The mammon thesis – that money could be inherently toxic to the spiritual life – proved more resilient – and actually saw rapid increase in some popular lay movements especially from the 12th c. on. We may speculate that this was because of laypeople’s high and increasing degree of engagement in the money economy in that period (which on an individual basis was no doubt higher than that of most monastics). But the teaching of “apostolic poverty” became particularly associated with movements that were deemed heretical, such as the Waldensians, and suppressed by the established church “with extreme prejudice” – which likely damped its impact in the larger culture.[iii]
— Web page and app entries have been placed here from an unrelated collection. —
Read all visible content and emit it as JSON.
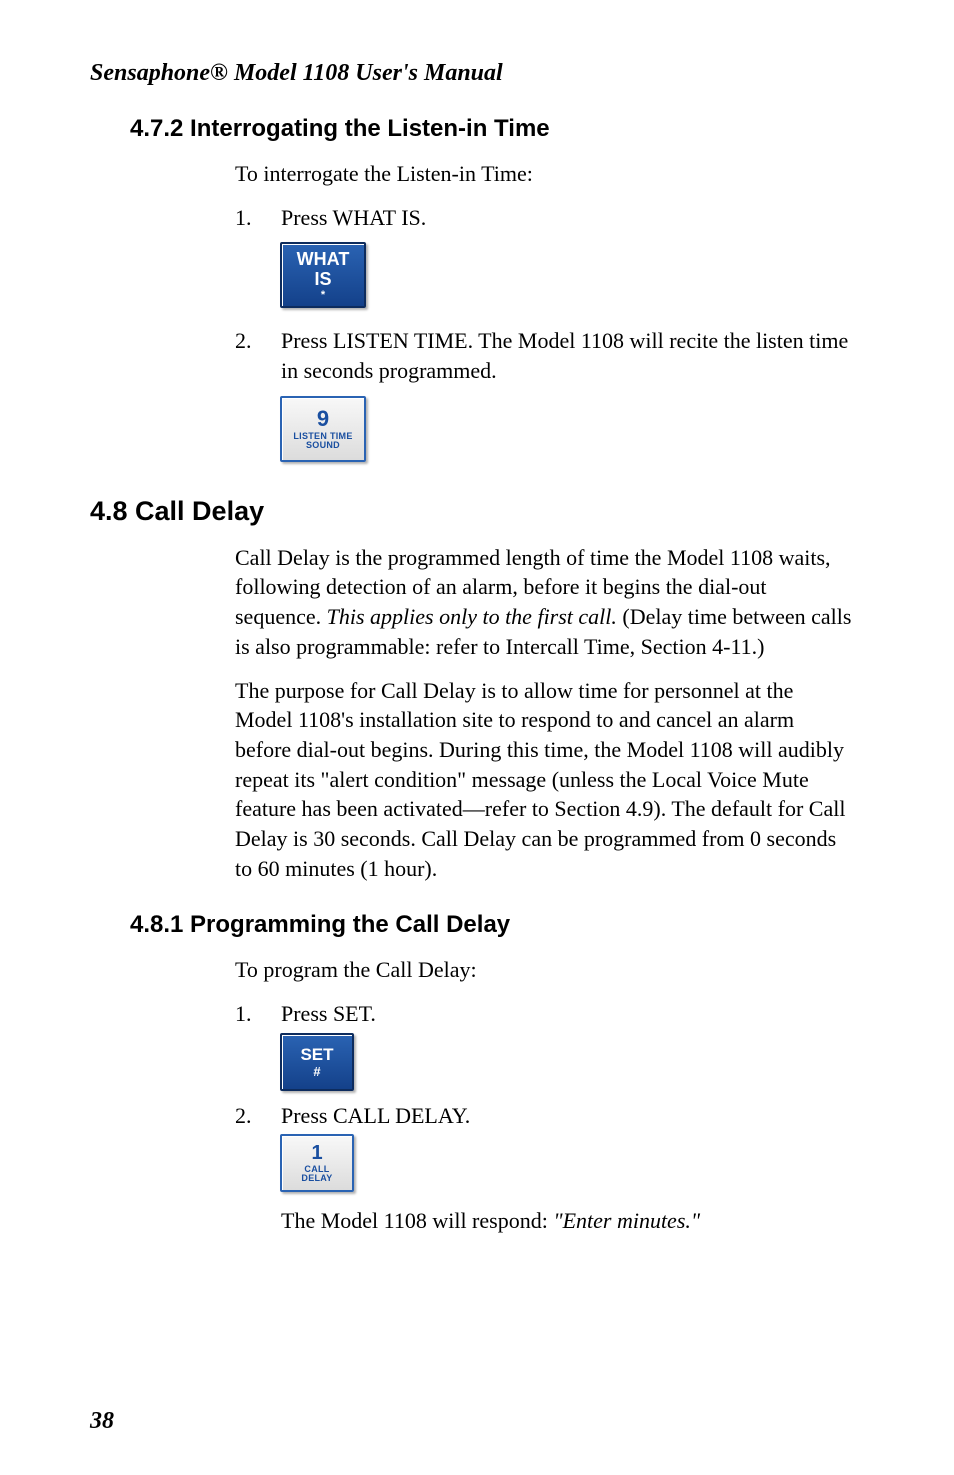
{
  "running_header": "Sensaphone® Model 1108 User's Manual",
  "sec_472": {
    "heading": "4.7.2  Interrogating the Listen-in Time",
    "intro": "To interrogate the Listen-in Time:",
    "step1_num": "1.",
    "step1_text": "Press WHAT IS.",
    "key_whatis_l1": "WHAT",
    "key_whatis_l2": "IS",
    "key_whatis_sym": "*",
    "step2_num": "2.",
    "step2_text": "Press LISTEN TIME. The Model 1108 will recite the listen time in seconds programmed.",
    "key_9_num": "9",
    "key_9_l1": "LISTEN TIME",
    "key_9_l2": "SOUND"
  },
  "sec_48": {
    "heading": "4.8  Call Delay",
    "para1_a": "Call Delay is the programmed length of time the Model 1108 waits, following detection of an alarm, before it begins the dial-out sequence. ",
    "para1_italic": "This applies only to the first call.",
    "para1_b": " (Delay time between calls is also programmable: refer to Intercall Time, Section 4-11.)",
    "para2": "The purpose for Call Delay is to allow time for personnel at the Model 1108's installation site to respond to and cancel an alarm before dial-out begins. During this time, the Model 1108 will audibly repeat its \"alert condition\" message (unless the Local Voice Mute feature has been activated—refer to Section 4.9). The default for Call Delay is 30 seconds. Call Delay can be programmed from 0 seconds to 60 minutes (1 hour)."
  },
  "sec_481": {
    "heading": "4.8.1  Programming the Call Delay",
    "intro": "To program the Call Delay:",
    "step1_num": "1.",
    "step1_text": "Press SET.",
    "key_set_l1": "SET",
    "key_set_sym": "#",
    "step2_num": "2.",
    "step2_text": "Press CALL DELAY.",
    "key_1_num": "1",
    "key_1_l1": "CALL",
    "key_1_l2": "DELAY",
    "response_a": "The Model 1108 will respond: ",
    "response_italic": "\"Enter minutes.\""
  },
  "page_number": "38"
}
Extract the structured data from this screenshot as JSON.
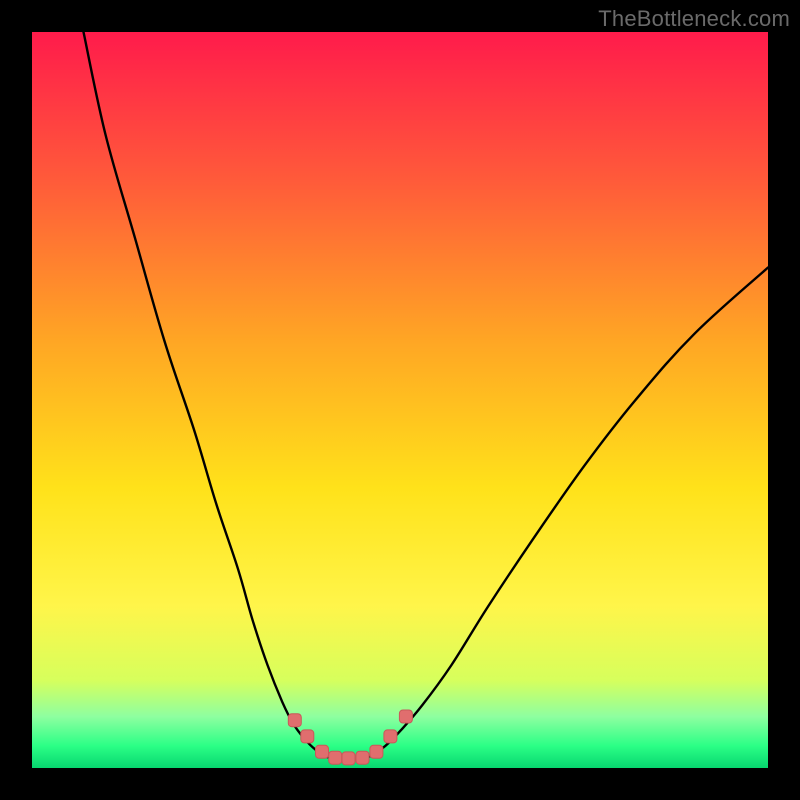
{
  "watermark": "TheBottleneck.com",
  "colors": {
    "frame": "#000000",
    "curve_stroke": "#000000",
    "marker_fill": "#e06e6e",
    "marker_stroke": "#c95959",
    "gradient_stops": [
      "#ff1b4b",
      "#ff5a3a",
      "#ffa624",
      "#ffe21a",
      "#fff54a",
      "#d7ff5c",
      "#8effa0",
      "#2bff86",
      "#07d66f"
    ]
  },
  "chart_data": {
    "type": "line",
    "title": "",
    "xlabel": "",
    "ylabel": "",
    "xlim": [
      0,
      100
    ],
    "ylim": [
      0,
      100
    ],
    "grid": false,
    "note": "V-shaped bottleneck style curve; y≈0 is green (good), y≈100 is red (bad). Values estimated from gradient height.",
    "series": [
      {
        "name": "left-branch",
        "x": [
          7,
          10,
          14,
          18,
          22,
          25,
          28,
          30,
          32,
          34,
          35.5,
          37,
          38.5,
          40
        ],
        "y": [
          100,
          86,
          72,
          58,
          46,
          36,
          27,
          20,
          14,
          9,
          6,
          4,
          2.5,
          1.5
        ]
      },
      {
        "name": "trough",
        "x": [
          40,
          42,
          44,
          46
        ],
        "y": [
          1.5,
          1.2,
          1.2,
          1.6
        ]
      },
      {
        "name": "right-branch",
        "x": [
          46,
          48,
          50,
          53,
          57,
          62,
          68,
          75,
          82,
          90,
          100
        ],
        "y": [
          1.6,
          3,
          5,
          8.5,
          14,
          22,
          31,
          41,
          50,
          59,
          68
        ]
      }
    ],
    "markers": {
      "name": "highlighted-points",
      "points": [
        {
          "x": 35.7,
          "y": 6.5
        },
        {
          "x": 37.4,
          "y": 4.3
        },
        {
          "x": 39.4,
          "y": 2.2
        },
        {
          "x": 41.2,
          "y": 1.4
        },
        {
          "x": 43.0,
          "y": 1.3
        },
        {
          "x": 44.9,
          "y": 1.4
        },
        {
          "x": 46.8,
          "y": 2.2
        },
        {
          "x": 48.7,
          "y": 4.3
        },
        {
          "x": 50.8,
          "y": 7.0
        }
      ]
    }
  }
}
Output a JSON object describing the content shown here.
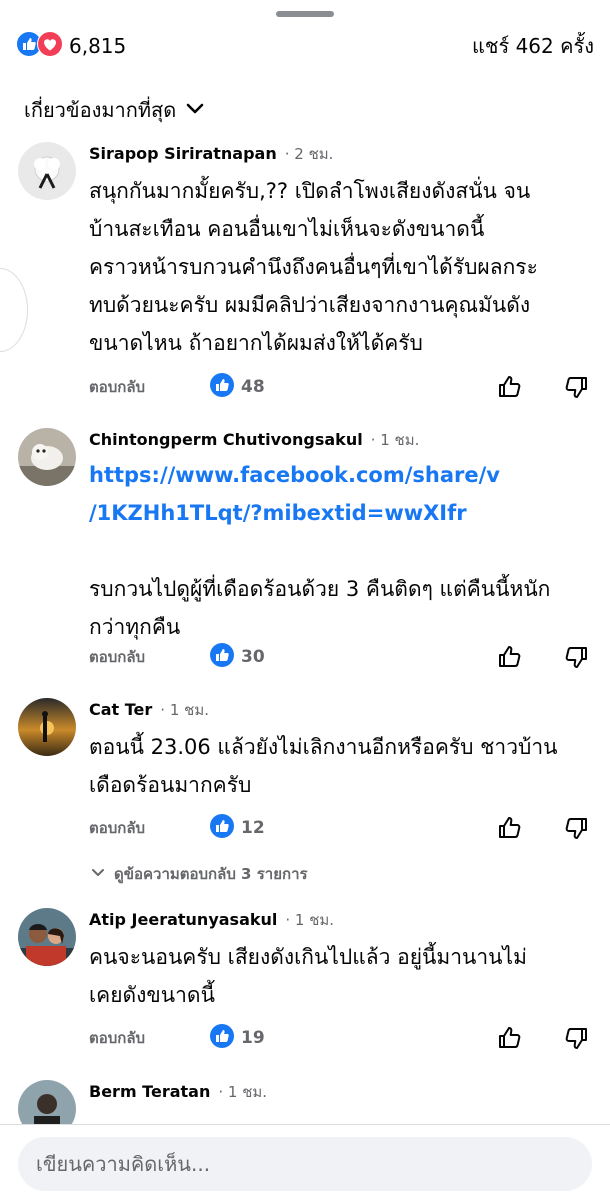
{
  "header": {
    "reaction_count": "6,815",
    "share_text": "แชร์ 462 ครั้ง",
    "icons": [
      "like-icon",
      "love-icon"
    ]
  },
  "sort": {
    "label": "เกี่ยวข้องมากที่สุด",
    "icon": "chevron-down-icon"
  },
  "comments": [
    {
      "name": "Sirapop Siriratnapan",
      "time": "· 2 ชม.",
      "text": "สนุกกันมากมั้ยครับ,?? เปิดลำโพงเสียงดังสนั่น จน\nบ้านสะเทือน คอนอื่นเขาไม่เห็นจะดังขนาดนี้\nคราวหน้ารบกวนคำนึงถึงคนอื่นๆที่เขาได้รับผลกระ\nทบด้วยนะครับ ผมมีคลิปว่าเสียงจากงานคุณมันดัง\nขนาดไหน ถ้าอยากได้ผมส่งให้ได้ครับ",
      "reply": "ตอบกลับ",
      "likes": "48"
    },
    {
      "name": "Chintongperm Chutivongsakul",
      "time": "· 1 ชม.",
      "link": "https://www.facebook.com/share/v\n/1KZHh1TLqt/?mibextid=wwXIfr",
      "text": "รบกวนไปดูผู้ที่เดือดร้อนด้วย 3 คืนติดๆ แต่คืนนี้หนัก\nกว่าทุกคืน",
      "reply": "ตอบกลับ",
      "likes": "30"
    },
    {
      "name": "Cat Ter",
      "time": "· 1 ชม.",
      "text": "ตอนนี้ 23.06 แล้วยังไม่เลิกงานอีกหรือครับ ชาวบ้าน\nเดือดร้อนมากครับ",
      "reply": "ตอบกลับ",
      "likes": "12",
      "more_replies": "ดูข้อความตอบกลับ 3 รายการ"
    },
    {
      "name": "Atip Jeeratunyasakul",
      "time": "· 1 ชม.",
      "text": "คนจะนอนครับ เสียงดังเกินไปแล้ว อยู่นี้มานานไม่\nเคยดังขนาดนี้",
      "reply": "ตอบกลับ",
      "likes": "19"
    },
    {
      "name": "Berm Teratan",
      "time": "· 1 ชม."
    }
  ],
  "composer": {
    "placeholder": "เขียนความคิดเห็น..."
  },
  "colors": {
    "like_blue": "#1877f2",
    "love_red": "#f33e58",
    "secondary_text": "#65676b",
    "composer_bg": "#f0f2f5"
  }
}
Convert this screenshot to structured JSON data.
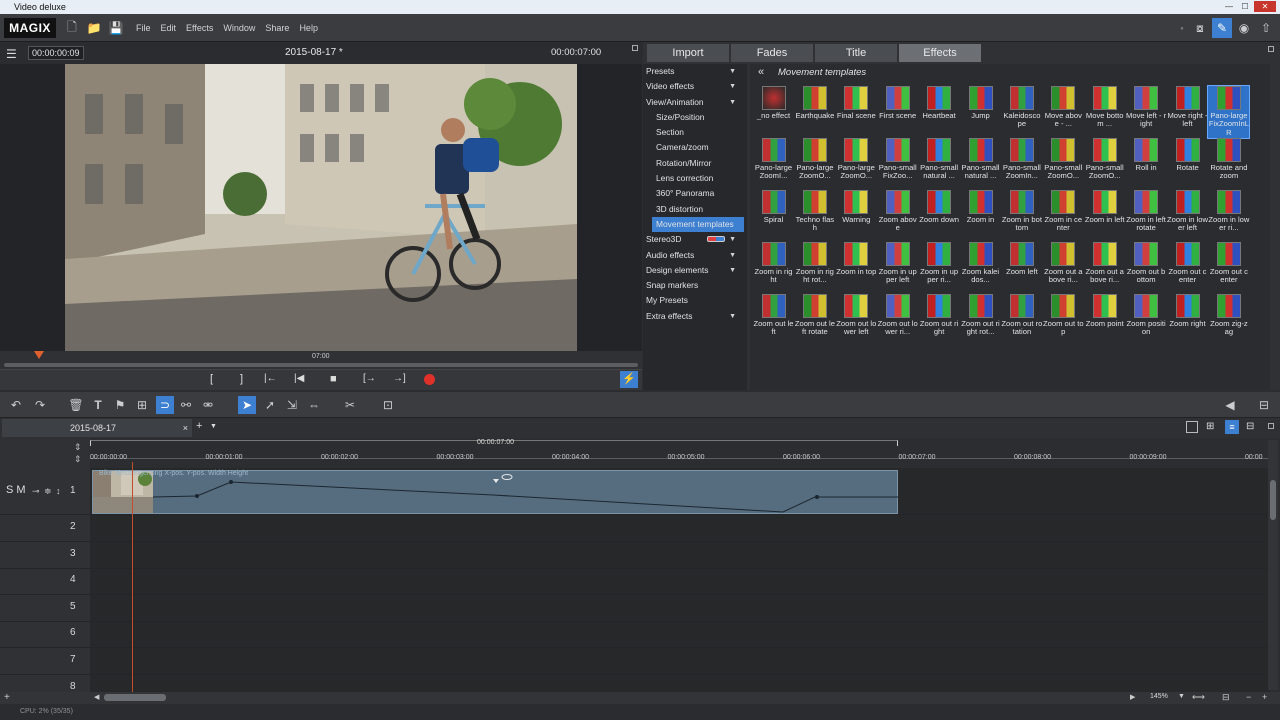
{
  "window": {
    "title": "Video deluxe"
  },
  "menubar": {
    "logo": "MAGIX",
    "items": [
      "File",
      "Edit",
      "Effects",
      "Window",
      "Share",
      "Help"
    ]
  },
  "preview": {
    "timecode_left": "00:00:00:09",
    "title": "2015-08-17 *",
    "timecode_right": "00:00:07:00",
    "scrub_label": "07:00"
  },
  "transport": {
    "in": "[",
    "out": "]",
    "prev_marker": "|←",
    "to_start": "|◀",
    "stop": "■",
    "next_marker": "[→",
    "to_end": "→]"
  },
  "tabs": [
    "Import",
    "Fades",
    "Title",
    "Effects"
  ],
  "active_tab": "Effects",
  "categories": [
    {
      "label": "Presets",
      "arrow": true,
      "sub": false
    },
    {
      "label": "Video effects",
      "arrow": true,
      "sub": false
    },
    {
      "label": "View/Animation",
      "arrow": true,
      "sub": false
    },
    {
      "label": "Size/Position",
      "arrow": false,
      "sub": true
    },
    {
      "label": "Section",
      "arrow": false,
      "sub": true
    },
    {
      "label": "Camera/zoom",
      "arrow": false,
      "sub": true
    },
    {
      "label": "Rotation/Mirror",
      "arrow": false,
      "sub": true
    },
    {
      "label": "Lens correction",
      "arrow": false,
      "sub": true
    },
    {
      "label": "360° Panorama",
      "arrow": false,
      "sub": true
    },
    {
      "label": "3D distortion",
      "arrow": false,
      "sub": true
    },
    {
      "label": "Movement templates",
      "arrow": false,
      "sub": true,
      "selected": true
    },
    {
      "label": "Stereo3D",
      "arrow": true,
      "sub": false
    },
    {
      "label": "Audio effects",
      "arrow": true,
      "sub": false
    },
    {
      "label": "Design elements",
      "arrow": true,
      "sub": false
    },
    {
      "label": "Snap markers",
      "arrow": false,
      "sub": false
    },
    {
      "label": "My Presets",
      "arrow": false,
      "sub": false
    },
    {
      "label": "Extra effects",
      "arrow": true,
      "sub": false
    }
  ],
  "effects_header": {
    "back": "«",
    "title": "Movement templates"
  },
  "effects": [
    "_no effect",
    "Earthquake",
    "Final scene",
    "First scene",
    "Heartbeat",
    "Jump",
    "Kaleidoscope",
    "Move above - ...",
    "Move bottom ...",
    "Move left - right",
    "Move right - left",
    "Pano-largeFixZoomInLR",
    "Pano-largeZoomI...",
    "Pano-largeZoomO...",
    "Pano-largeZoomO...",
    "Pano-smallFixZoo...",
    "Pano-smallnatural ...",
    "Pano-smallnatural ...",
    "Pano-smallZoomIn...",
    "Pano-smallZoomO...",
    "Pano-smallZoomO...",
    "Roll in",
    "Rotate",
    "Rotate and zoom",
    "Spiral",
    "Techno flash",
    "Warning",
    "Zoom above",
    "Zoom down",
    "Zoom in",
    "Zoom in bottom",
    "Zoom in center",
    "Zoom in left",
    "Zoom in left rotate",
    "Zoom in lower left",
    "Zoom in lower ri...",
    "Zoom in right",
    "Zoom in right rot...",
    "Zoom in top",
    "Zoom in upper left",
    "Zoom in upper ri...",
    "Zoom kaleidos...",
    "Zoom left",
    "Zoom out above ri...",
    "Zoom out above ri...",
    "Zoom out bottom",
    "Zoom out center",
    "Zoom out center",
    "Zoom out left",
    "Zoom out left rotate",
    "Zoom out lower left",
    "Zoom out lower ri...",
    "Zoom out right",
    "Zoom out right rot...",
    "Zoom out rotation",
    "Zoom out top",
    "Zoom point",
    "Zoom position",
    "Zoom right",
    "Zoom zig-zag"
  ],
  "selected_effect": "Pano-largeFixZoomInLR",
  "timeline": {
    "project_tab": "2015-08-17",
    "close": "×",
    "add": "+",
    "range_label": "00:00:07:00",
    "ruler_labels": [
      "00:00:00:00",
      "00:00:01:00",
      "00:00:02:00",
      "00:00:03:00",
      "00:00:04:00",
      "00:00:05:00",
      "00:00:06:00",
      "00:00:07:00",
      "00:00:08:00",
      "00:00:09:00",
      "00:00"
    ],
    "track_numbers": [
      "1",
      "2",
      "3",
      "4",
      "5",
      "6",
      "7",
      "8"
    ],
    "track1_controls": "S M",
    "clip_label": "Bike Messenger.png   X-pos.  Y-pos.  Width  Height",
    "zoom": "145%"
  },
  "status": {
    "text": "CPU: 2% (35/35)"
  },
  "colors": {
    "accent": "#3d7fd0",
    "record": "#e0302a",
    "playhead": "#c0502c",
    "clip": "#566d80"
  }
}
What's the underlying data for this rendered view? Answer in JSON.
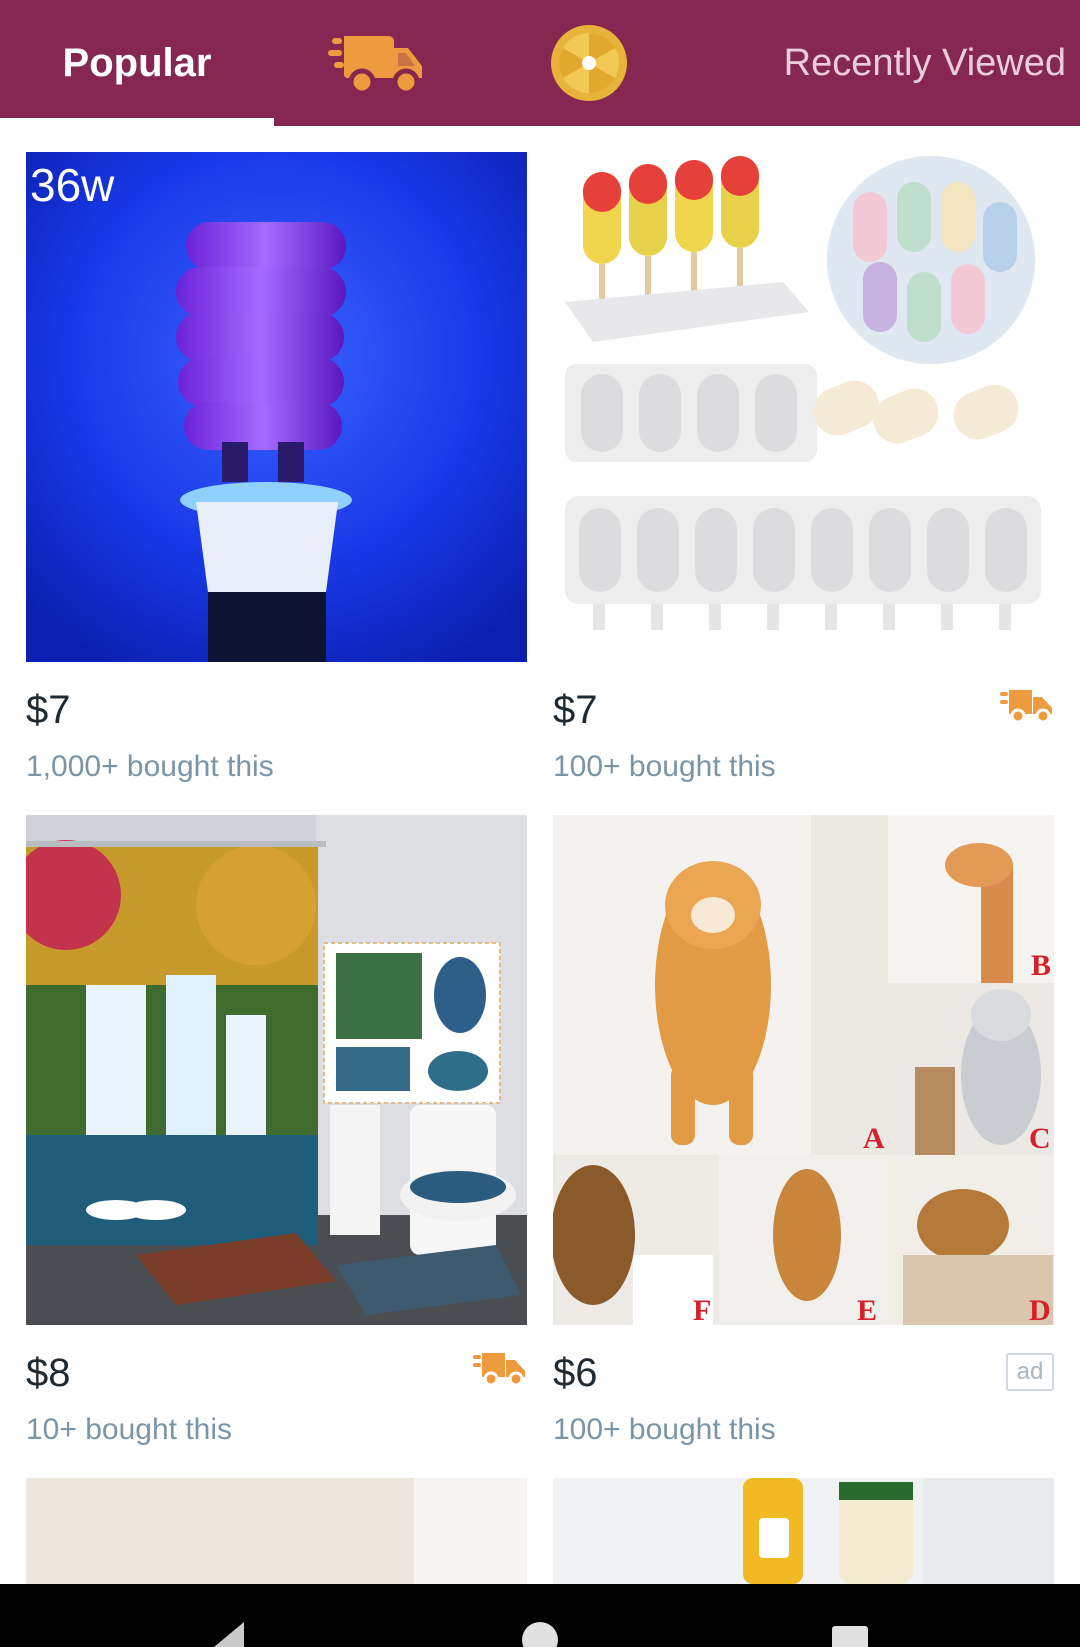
{
  "tabs": {
    "popular": "Popular",
    "recently_viewed": "Recently Viewed"
  },
  "products": [
    {
      "image_label": "36w",
      "price": "$7",
      "bought": "1,000+ bought this",
      "badge": ""
    },
    {
      "image_label": "",
      "price": "$7",
      "bought": "100+ bought this",
      "badge": "shipping"
    },
    {
      "image_label": "",
      "price": "$8",
      "bought": "10+ bought this",
      "badge": "shipping"
    },
    {
      "image_label": "",
      "price": "$6",
      "bought": "100+ bought this",
      "badge": "ad",
      "ad_text": "ad"
    }
  ],
  "decal_letters": [
    "A",
    "B",
    "C",
    "D",
    "E",
    "F"
  ],
  "colors": {
    "header": "#852751",
    "shipping_icon": "#ee9a3e",
    "wheel_icon": "#e7b33b",
    "price_text": "#1f2a33",
    "bought_text": "#7a94a8"
  }
}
In search of historical examples that carry sufficient weight and clarity that they pose significant challenges to the received scholarly doctrine, we turn to the undisputedly formative spiritual teachers Gregory the Great and Bernard of Clairvaux; the undisputedly rigorous monastic community of the Cistercians; and the undisputedly vibrant and popular late medieval lay spiritual movements such as those informed by the writings of Meister Eckhardt and Johann Tauler (e.g. the Brothers and Sisters of the Common Life), to see whether they bear out or challenge our three theses.
. . . continued in part III
[i] Samuel Torvend, “Lay Spirituality in Medieval Christianity” – https://opcentral.org/resources/2015/01/12/samuel-torvend-lay-spirituality-in-medieval-christianity/ – drawing from Lester Little, Religious Poverty and the Profit Economy in Medieval Europe (Ithaca: Cornell University Press 1978), pp. 29-34.
[ii] Torvend, “Lay Spirituality.”
[iii] “At the same time, a doctrine of spiritual dualism was being preached by certain groups, notably the Albigensians, which promoted a gross contempt of material goods, the body, and sexuality — a contempt paralleled in the heretical teaching which denied the human nature of Christ, the value of the sacraments, and the established ministries of the church. In essence those groups which were heretical taught in both theory and practice that divine truth was vouchsafed only to the simplest and poorest hearers, a teaching which tended to separate gospel from theology, experience from learning, and spirit from matter.” (Torvend, op. cit., drawing from D. Knowles and D. Obolensky, The Middle Ages, in The Christian Centuries, vol. 2, ed. Louis Rogier (New York: Paulist Press, 1969), pp. 365-71.)